[WORK TO BE COMPLETED] Report each line of the data that contains the string "placeholder".

-- Opening Marker --

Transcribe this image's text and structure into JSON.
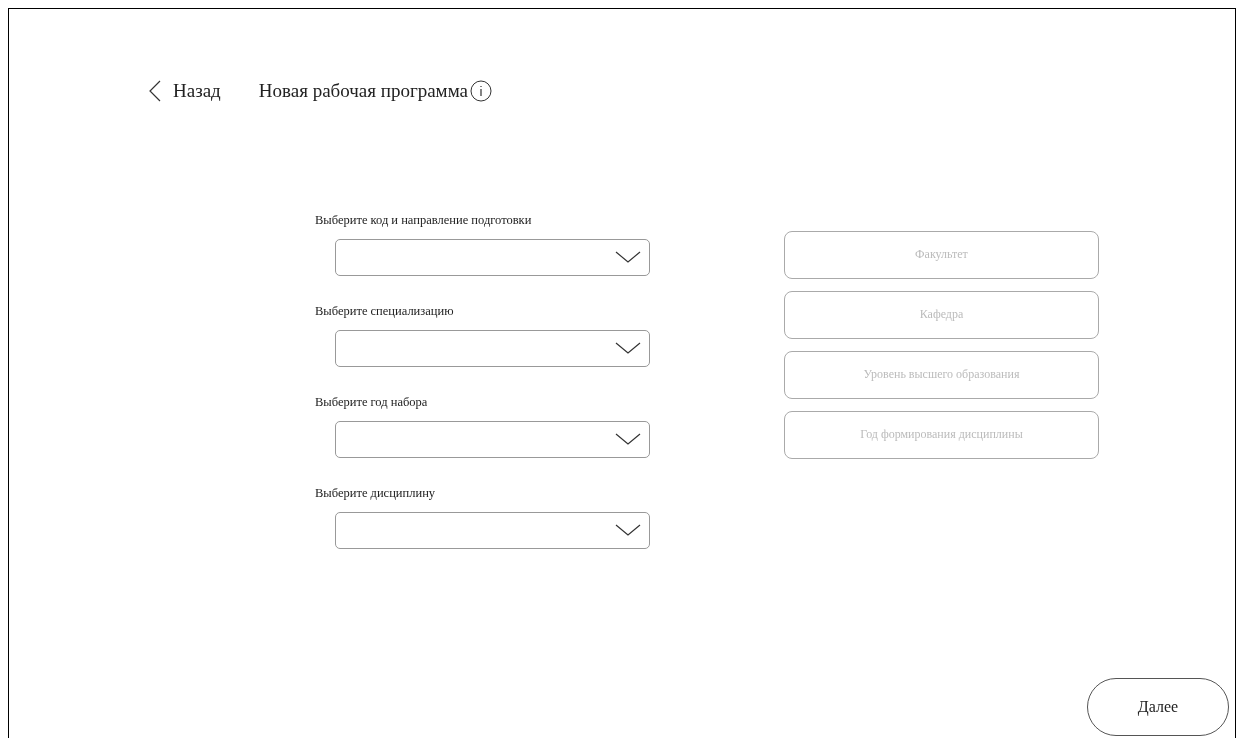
{
  "header": {
    "back": "Назад",
    "title": "Новая рабочая программа"
  },
  "selects": [
    {
      "label": "Выберите код и направление подготовки"
    },
    {
      "label": "Выберите специализацию"
    },
    {
      "label": "Выберите год набора"
    },
    {
      "label": "Выберите дисциплину"
    }
  ],
  "info_fields": [
    {
      "placeholder": "Факультет",
      "disabled": true
    },
    {
      "placeholder": "Кафедра",
      "disabled": true
    },
    {
      "placeholder": "Уровень высшего образования",
      "disabled": true
    },
    {
      "placeholder": "Год формирования дисциплины",
      "disabled": true
    }
  ],
  "next_button": "Далее"
}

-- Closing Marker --

[TASK OUTPUT]
      "placeholder": "Факультет",
      "placeholder": "Кафедра",
      "placeholder": "Уровень высшего образования",
      "placeholder": "Год формирования дисциплины",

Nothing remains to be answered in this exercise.